- #IVapeIVote may have helped Trump back off proposed vaping ban 2 Years Ago
- Whataburger blasted for refusing to serve drag queen 2 Years Ago
- ‘Justice League’ actors show support for the Snyder Cut campaign Today 8:08 AM
- Laura Loomer may be a fringe candidate, but she’s being funded by big-time GOP donors Today 8:00 AM
- TikTok teen makes a video of his English teacher, the guy who sang ‘Story of a Girl’ Today 7:50 AM
- The teens of TikTok are doing just fine, thank you very much Today 7:00 AM
- ‘Watchmen’ episode 5: Looking Glass just became one of the most compelling characters Sunday 9:05 PM
- Man allegedly kills girlfriend, then pretends to be her on Facebook Sunday 4:29 PM
- Trevor Lawrence met TikTok teen who looks just like him Sunday 3:48 PM
- Trump’s hospital visit spawns conspiracy theories Sunday 2:49 PM
- ‘SNL’ skit combines Harry Styles, the Popeyes chicken sandwich, and Disney+ Sunday 2:02 PM
- Doctored photo of GOP congresswoman flipping the bird fools critics Sunday 1:05 PM
- Internet scammers taking advantage of Narwhal the ‘unicorn’ rescue puppy Sunday 12:19 PM
- Sunday Night Football: How to stream Bears vs. Rams live Sunday 12:00 PM
- CupcakKe’s month-long ‘water fast’ has fans concerned Sunday 11:24 AM
FCC slammed for ignoring investigation into fake anti-net neutrality comments
Hundreds of thousands of Americans had their identities misused.
New York Attorney General Eric Schneiderman said on Tuesday that his team has been investigating who filed spam comments onto the Federal Communications Commission’s feedback system. More than 22 million comments were submitted during the review and researchers discovered the vast majority of them were fake. Even more concerning is that the fake comments were submitted with the names, addresses, and zip codes of real people who claim they never posted to the site.
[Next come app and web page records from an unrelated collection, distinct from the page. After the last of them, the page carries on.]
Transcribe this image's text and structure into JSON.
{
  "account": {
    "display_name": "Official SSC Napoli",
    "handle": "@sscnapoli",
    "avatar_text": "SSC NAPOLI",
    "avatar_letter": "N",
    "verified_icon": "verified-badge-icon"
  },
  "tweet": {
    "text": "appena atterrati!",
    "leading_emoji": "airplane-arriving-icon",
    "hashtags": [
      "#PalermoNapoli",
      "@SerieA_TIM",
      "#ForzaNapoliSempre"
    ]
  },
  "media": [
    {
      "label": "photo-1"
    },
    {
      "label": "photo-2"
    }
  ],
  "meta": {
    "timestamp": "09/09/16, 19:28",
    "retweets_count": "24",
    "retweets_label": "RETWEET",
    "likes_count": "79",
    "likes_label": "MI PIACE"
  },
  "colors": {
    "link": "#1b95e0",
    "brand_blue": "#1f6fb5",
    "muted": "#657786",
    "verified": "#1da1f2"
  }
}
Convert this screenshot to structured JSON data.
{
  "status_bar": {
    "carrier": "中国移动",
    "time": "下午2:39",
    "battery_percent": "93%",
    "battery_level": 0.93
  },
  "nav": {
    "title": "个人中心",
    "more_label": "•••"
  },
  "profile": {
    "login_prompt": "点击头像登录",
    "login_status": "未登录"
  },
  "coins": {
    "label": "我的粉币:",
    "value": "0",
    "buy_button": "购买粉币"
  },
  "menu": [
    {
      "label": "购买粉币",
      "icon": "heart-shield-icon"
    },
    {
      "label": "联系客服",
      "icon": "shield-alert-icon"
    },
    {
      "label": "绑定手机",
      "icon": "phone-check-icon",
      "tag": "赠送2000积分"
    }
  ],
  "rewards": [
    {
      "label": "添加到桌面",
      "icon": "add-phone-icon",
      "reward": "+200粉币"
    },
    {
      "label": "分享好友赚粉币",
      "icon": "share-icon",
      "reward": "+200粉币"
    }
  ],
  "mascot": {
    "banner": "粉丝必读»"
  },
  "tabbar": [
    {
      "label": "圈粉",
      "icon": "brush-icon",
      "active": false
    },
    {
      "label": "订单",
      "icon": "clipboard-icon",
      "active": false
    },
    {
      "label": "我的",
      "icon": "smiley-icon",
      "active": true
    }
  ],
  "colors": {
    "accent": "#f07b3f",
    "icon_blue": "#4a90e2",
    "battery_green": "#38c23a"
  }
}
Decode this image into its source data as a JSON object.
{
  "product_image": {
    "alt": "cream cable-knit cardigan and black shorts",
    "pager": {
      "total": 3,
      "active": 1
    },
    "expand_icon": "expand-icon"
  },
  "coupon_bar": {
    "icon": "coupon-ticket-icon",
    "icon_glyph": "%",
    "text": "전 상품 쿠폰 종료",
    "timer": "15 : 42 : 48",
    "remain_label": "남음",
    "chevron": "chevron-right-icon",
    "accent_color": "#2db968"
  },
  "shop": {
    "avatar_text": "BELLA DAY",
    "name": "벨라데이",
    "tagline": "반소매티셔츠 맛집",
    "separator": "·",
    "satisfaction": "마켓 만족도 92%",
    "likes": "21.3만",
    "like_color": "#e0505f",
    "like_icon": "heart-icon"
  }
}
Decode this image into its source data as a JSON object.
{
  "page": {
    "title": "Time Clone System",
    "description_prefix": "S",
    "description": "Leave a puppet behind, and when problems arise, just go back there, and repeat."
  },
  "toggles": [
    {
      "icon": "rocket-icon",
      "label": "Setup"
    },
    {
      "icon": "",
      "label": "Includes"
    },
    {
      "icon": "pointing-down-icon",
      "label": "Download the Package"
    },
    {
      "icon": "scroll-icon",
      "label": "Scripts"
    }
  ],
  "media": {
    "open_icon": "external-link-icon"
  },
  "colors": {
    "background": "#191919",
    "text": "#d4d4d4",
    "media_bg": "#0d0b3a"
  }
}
Schneiderman hit out at the FCC in an open letter published Tuesday for its failure to assist in the investigation.
“[T]he process the FCC has employed to consider potentially sweeping alterations to current net neutrality rules has been corrupted by the fraudulent use of Americans’ identities—and the FCC has been unwilling to assist my office in our efforts to investigate this unlawful activity,” Schneiderman wrote.
After a six month review, researchers discovered that tens of thousands of New Yorkers and hundreds of thousands of Americans across multiple states likely had their identities misused to spread anti-net neutrality sentiment. Schneiderman said the incident is akin to identity theft happening on a “massive scale.”
Directly addressing FCC Chairman Ajit Pai, Schneiderman wrote that his team reached out to multiple FCC officials nine times over five months to request logs and records related to the agency’s comment system.
“We reached out for assistance to multiple top FCC officials, including you, three successive acting FCC General Counsels, and the FCC’s Inspector General … Yet we have received no substantive response to our investigative requests. None,” he wrote.
Schneiderman is now urging the FCC to identify and hold accountable whoever illegally used the names to post comments. Likening them to foreign campaigns used to interfere with U.S. elections, Schneiderman argues the comments could give the wrong impression of the public’s attitude toward the FCC’s heavily-criticized proposal to repeal net neutrality.
“In an era where foreign governments have indisputably tried to use the internet and social media to influence our elections,” Schneiderman wrote, “federal and state governments should be working together to ensure that malevolent actors cannot subvert our administrative agencies’ decision-making processes.”
Phillip Tracy is a former technology staff writer at the Daily Dot. He's an expert on smartphones, social media trends, and gadgets. He previously reported on IoT and telecom for RCR Wireless News and contributed to NewBay Media magazine. He now writes for Laptop magazine.